The eyes of their country
We've had a few injuries which have kept us quiet. Before they occurred, we walked through Upham, in Hampshire. We were supposed to eat in the Brushmakers Arms, but instead headed uphill to a football game between Upham's team and the Crusaders. Intense English shouts from the field as the game was played with passion. We passed an injured Crusader, his bare foot (spiked in the ankle) was bare and bound and up on the bench and his arms were around his young son. He seemed insouciant. Behind the football field were bare winter fields and a wide 360-degree view of hills and valleys. Far south, just visible, a shining line marked the Isle of Wight and further west, Southampton. A clump of trees at the very top of the fields marked a Royal Observer Corps station. Here civilian volunteers, perhaps the grandfathers of the young men playing football, spent 24 hours a day intently watching the sky for Luftwaffe planes during the Second World War.
As you know, the British radar defence system was able to warn of enemy aircraft approaching the British coast, but once having crossed the coastline, the Observer Corps provided the only means of tracking their position.
As soon as enemy planes were spotted, their height was measured, their numbers counted, their direction noted, and the type of airplane identified, and these and other details were immediately passed on to the RAF, which sent its young men speeding into the air to stop the enemy.
Without the eyes of these volunteers, the Battle of Britain would have been lost, the Nazis would have invaded, and the young men playing football might never have been born.
It doesn't seem surprising that the Plane Finder app, which allows users to point their phone at the sky and see the position, height and speed of nearby aircraft, was developed by a British firm for the iPhone and Android.

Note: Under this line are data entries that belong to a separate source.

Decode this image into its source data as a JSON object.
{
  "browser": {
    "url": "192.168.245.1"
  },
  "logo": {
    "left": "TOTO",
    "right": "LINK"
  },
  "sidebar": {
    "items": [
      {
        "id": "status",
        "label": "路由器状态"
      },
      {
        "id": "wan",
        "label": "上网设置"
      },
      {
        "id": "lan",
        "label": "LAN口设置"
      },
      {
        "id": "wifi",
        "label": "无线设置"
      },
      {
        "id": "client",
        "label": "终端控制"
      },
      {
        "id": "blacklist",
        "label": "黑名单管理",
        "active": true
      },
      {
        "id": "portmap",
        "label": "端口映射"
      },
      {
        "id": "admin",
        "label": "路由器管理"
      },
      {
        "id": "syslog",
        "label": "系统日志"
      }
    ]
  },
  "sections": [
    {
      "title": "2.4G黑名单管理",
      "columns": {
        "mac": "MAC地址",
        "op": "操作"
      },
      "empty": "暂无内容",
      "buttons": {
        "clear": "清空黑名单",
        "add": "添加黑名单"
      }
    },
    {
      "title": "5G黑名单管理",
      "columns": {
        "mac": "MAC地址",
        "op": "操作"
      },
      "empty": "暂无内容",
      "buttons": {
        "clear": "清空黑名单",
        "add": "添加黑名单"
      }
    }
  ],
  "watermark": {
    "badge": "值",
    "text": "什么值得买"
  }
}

Unfortunately, security firms are concerned that terrorists may use the app.
Listening to the late afternoon shouts of the young men defending against a goal, we remember their grandfathers, and wonder what dangers their grandsons will face.